Photo: Emily Cooper. Featuring Deborah Hay and Kate Manning.
NIAGARA-ON-THE-LAKE, Ont. — This is the summer when Shaw Festival actress Deborah Hay can do wrong.
She’s been in command of the flagship Festival Theatre stage since April with her brilliant performance as Sally Bowles in Cabaret. And now, she’s providing some sublime moments in the festival’s problematic lunch-hour production of Tennessee Williams’s neglected one-act play, A Lovely Sunday For Creve Coeur.
The setting is St. Louis, a city that looms large and traumatically in the playwright’s personal and creative life, and we first meet Dorothea, the character played by Hay, doing calisthenics in the living room. She is another of Williams’s emotionally maimed heroines — not as tragedy-bound as Blanche Dubois, but still vulnerable.
As she does her exercises on this lovely June morning, she’s brimming over with optimism. She’s convinced herself that the principal of the school where she teaches is about to propose to her. Meanwhile her no-nonsense roommate Bodey (a superb Kate Hennig) is in the kitchen, busily making devilled eggs for a picnic. Bodey has a different agenda in place: she sees Dorothea as the ideal mate for her beer-swilling twin brother, Buddy. Furthermore, Bodey has just learned something that Dorothea doesn’t yet know — something that will destroy her friend’s dreams.
The play, written late in Williams’ life, doesn’t really mesh. The playwright, as was his custom in that phase of his career, couldn’t stop tinkering anxiously with his script, and he ended up defeated by his uneasy juxtaposition of comedy and seriousness.
But the Shaw Festival’s revival, beautifully designed by Cameron Porteous, provides one of those occasions where production values rescue and elevate much of the material.
Director Blair Williams has shown great sensitivity to emotional texture and the two most confidently drawn characters. And he ensures that the production’s most affecting moments come from the gentle, legitimately amusing interplay between Hay’s fragile, self-deceiving Dorothea and Kate Hennig’s sturdy, clear-sighted Bodey.
Hennig, an actress adept at conveying solid dependability (remember her in Billy Elliott?) couldn’t be better in this role. As for Deborah Hay’s fluttery, emotionally endangered Dorothea, she is both loveable and heartbreaking. But her heartbreak is not total. In a personal universe full of disappointments, she has an innate buoyancy that can rescue her. Dorothea may be a minor Tennessee Williams heroine, but thanks to Hay, she’s an endearing one. She may be made for disappointment, but she’ll keep bouncing back.
Significantly, a play that has a lot to say about men never brings any of them on stage. We just hear about them.

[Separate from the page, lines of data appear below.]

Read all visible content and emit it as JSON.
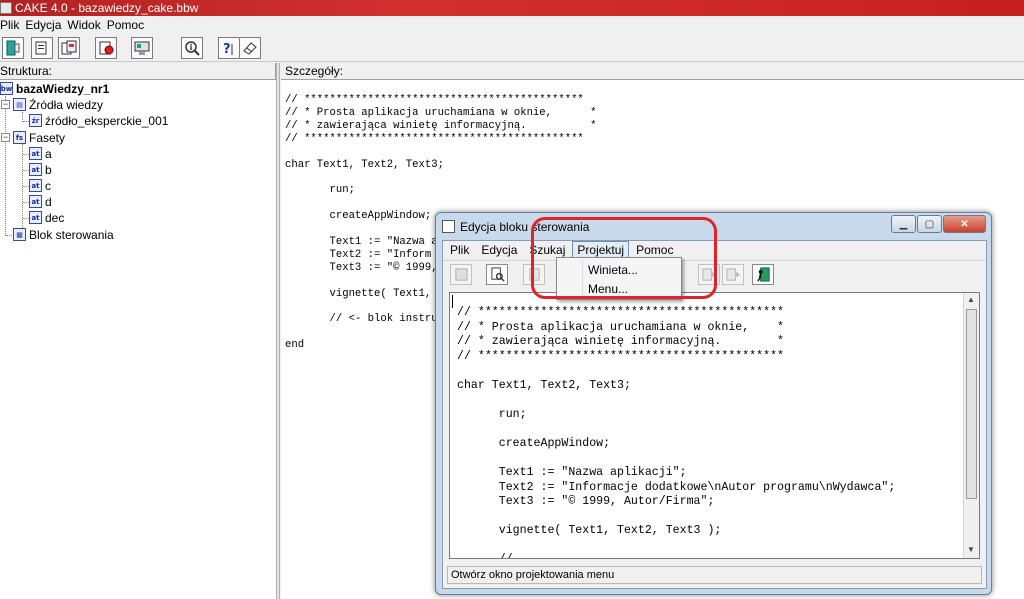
{
  "window": {
    "title": "CAKE 4.0 - bazawiedzy_cake.bbw"
  },
  "menu": [
    "Plik",
    "Edycja",
    "Widok",
    "Pomoc"
  ],
  "toolbar": {
    "icons": [
      "exit-icon",
      "new-document-icon",
      "copy-document-icon",
      "open-document-icon",
      "properties-icon",
      "info-icon",
      "help-icon",
      "eraser-icon"
    ]
  },
  "panels": {
    "left_header": "Struktura:",
    "right_header": "Szczegóły:"
  },
  "tree": {
    "root": "bazaWiedzy_nr1",
    "sources": "Źródła wiedzy",
    "source_item": "źródło_eksperckie_001",
    "facets": "Fasety",
    "facet_items": [
      "a",
      "b",
      "c",
      "d",
      "dec"
    ],
    "control_block": "Blok sterowania",
    "badges": {
      "root": "bw",
      "source": "źr",
      "facets": "fs",
      "item": "at"
    }
  },
  "detail_code": "// ********************************************\n// * Prosta aplikacja uruchamiana w oknie,      *\n// * zawierająca winietę informacyjną.          *\n// ********************************************\n\nchar Text1, Text2, Text3;\n\n       run;\n\n       createAppWindow;\n\n       Text1 := \"Nazwa a\n       Text2 := \"Inform\n       Text3 := \"© 1999,\n\n       vignette( Text1,\n\n       // <- blok instru\n\nend",
  "dialog": {
    "title": "Edycja bloku sterowania",
    "menu": [
      "Plik",
      "Edycja",
      "Szukaj",
      "Projektuj",
      "Pomoc"
    ],
    "active_menu": "Projektuj",
    "dropdown": [
      "Winieta...",
      "Menu..."
    ],
    "code": "// ********************************************\n// * Prosta aplikacja uruchamiana w oknie,    *\n// * zawierająca winietę informacyjną.        *\n// ********************************************\n\nchar Text1, Text2, Text3;\n\n      run;\n\n      createAppWindow;\n\n      Text1 := \"Nazwa aplikacji\";\n      Text2 := \"Informacje dodatkowe\\nAutor programu\\nWydawca\";\n      Text3 := \"© 1999, Autor/Firma\";\n\n      vignette( Text1, Text2, Text3 );\n\n      //",
    "status": "Otwórz okno projektowania menu"
  },
  "colors": {
    "titlebar": "#c62828",
    "highlight": "#e0222a",
    "dialog_frame": "#c9d9ec"
  }
}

Instead Williams provides acting opportunities for a quartette of females, and it’s unfortunately that only half of his dramatic recipe really works.
The more one thinks about this play, the more convinced one becomes that it would have worked beautifully as a two-hander featuring Dorothea and Bodie.
To be sure, amusingly snobbish Kaylee Harwood is suitably exasperating as a meddlesome school colleague and leaves her mark on the proceedings. But the character still seems overdone, an unnecessary addendum who’s been thrown into the mix to provide some funny complications. However, Harwood is at least tolerable.
The same cannot be said for Julain Molnar struggling with the unplayable role of a mentally distressed neighbour named Miss Gluck. Everything in the script points to Miss Gluck being a comic figure — and she’s not. And this production has no idea how to deal with her presence in this play. Every time she collapses into one of her melt-downs, you want her to get off the stage — and Molnar isn’t to blame for that.
So we arrive at the bottom line: Deb Hay and Kate Hennig are the two shining lights here and the reason Creve Coeur is worth a visit.
(A Lovely Sunday For Creve Coeur continues to Oct. 11, Ticket information at 1 800 511 7429 or shawfest.com)